Task requirements:
Write out every line below with no difference at all.

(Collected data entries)
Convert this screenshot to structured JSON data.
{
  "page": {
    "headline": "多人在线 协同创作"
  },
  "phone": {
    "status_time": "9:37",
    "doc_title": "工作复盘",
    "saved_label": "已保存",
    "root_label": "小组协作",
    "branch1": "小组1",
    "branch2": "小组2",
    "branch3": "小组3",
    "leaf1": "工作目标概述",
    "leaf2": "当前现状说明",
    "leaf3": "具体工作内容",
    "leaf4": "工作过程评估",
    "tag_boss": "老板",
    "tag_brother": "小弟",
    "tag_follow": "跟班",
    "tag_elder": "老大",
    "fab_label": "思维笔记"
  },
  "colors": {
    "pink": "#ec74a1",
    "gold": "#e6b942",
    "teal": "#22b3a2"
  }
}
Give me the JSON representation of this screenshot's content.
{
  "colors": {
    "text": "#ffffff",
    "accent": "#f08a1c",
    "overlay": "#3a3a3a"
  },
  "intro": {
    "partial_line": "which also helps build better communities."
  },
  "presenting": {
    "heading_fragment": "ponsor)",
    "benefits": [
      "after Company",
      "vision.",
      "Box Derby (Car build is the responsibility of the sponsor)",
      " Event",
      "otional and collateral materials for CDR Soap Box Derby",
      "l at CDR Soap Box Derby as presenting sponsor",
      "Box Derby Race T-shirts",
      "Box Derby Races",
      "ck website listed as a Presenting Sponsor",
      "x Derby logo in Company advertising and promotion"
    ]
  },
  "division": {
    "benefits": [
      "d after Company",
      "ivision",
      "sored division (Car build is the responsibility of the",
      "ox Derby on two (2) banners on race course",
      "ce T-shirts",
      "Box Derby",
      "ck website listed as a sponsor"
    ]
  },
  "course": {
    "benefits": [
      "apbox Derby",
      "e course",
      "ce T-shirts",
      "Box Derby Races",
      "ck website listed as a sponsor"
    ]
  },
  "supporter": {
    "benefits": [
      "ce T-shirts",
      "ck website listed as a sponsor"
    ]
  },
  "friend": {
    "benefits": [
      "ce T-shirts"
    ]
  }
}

Exercise output:
Convert this screenshot to structured JSON data.
{
  "page": {
    "headline": "多人在线 协同创作"
  },
  "phone": {
    "status_time": "9:37",
    "doc_title": "工作复盘",
    "saved_label": "已保存",
    "root_label": "小组协作",
    "branch1": "小组1",
    "branch2": "小组2",
    "branch3": "小组3",
    "leaf1": "工作目标概述",
    "leaf2": "当前现状说明",
    "leaf3": "具体工作内容",
    "leaf4": "工作过程评估",
    "tag_boss": "老板",
    "tag_brother": "小弟",
    "tag_follow": "跟班",
    "tag_elder": "老大",
    "fab_label": "思维笔记"
  },
  "colors": {
    "pink": "#ec74a1",
    "gold": "#e6b942",
    "teal": "#22b3a2"
  }
}
Give me the JSON representation of this screenshot's content.
{
  "colors": {
    "text": "#ffffff",
    "accent": "#f08a1c",
    "overlay": "#3a3a3a"
  },
  "intro": {
    "partial_line": "which also helps build better communities."
  },
  "presenting": {
    "heading_fragment": "ponsor)",
    "benefits": [
      "after Company",
      "vision.",
      "Box Derby (Car build is the responsibility of the sponsor)",
      " Event",
      "otional and collateral materials for CDR Soap Box Derby",
      "l at CDR Soap Box Derby as presenting sponsor",
      "Box Derby Race T-shirts",
      "Box Derby Races",
      "ck website listed as a Presenting Sponsor",
      "x Derby logo in Company advertising and promotion"
    ]
  },
  "division": {
    "benefits": [
      "d after Company",
      "ivision",
      "sored division (Car build is the responsibility of the",
      "ox Derby on two (2) banners on race course",
      "ce T-shirts",
      "Box Derby",
      "ck website listed as a sponsor"
    ]
  },
  "course": {
    "benefits": [
      "apbox Derby",
      "e course",
      "ce T-shirts",
      "Box Derby Races",
      "ck website listed as a sponsor"
    ]
  },
  "supporter": {
    "benefits": [
      "ce T-shirts",
      "ck website listed as a sponsor"
    ]
  },
  "friend": {
    "benefits": [
      "ce T-shirts"
    ]
  }
}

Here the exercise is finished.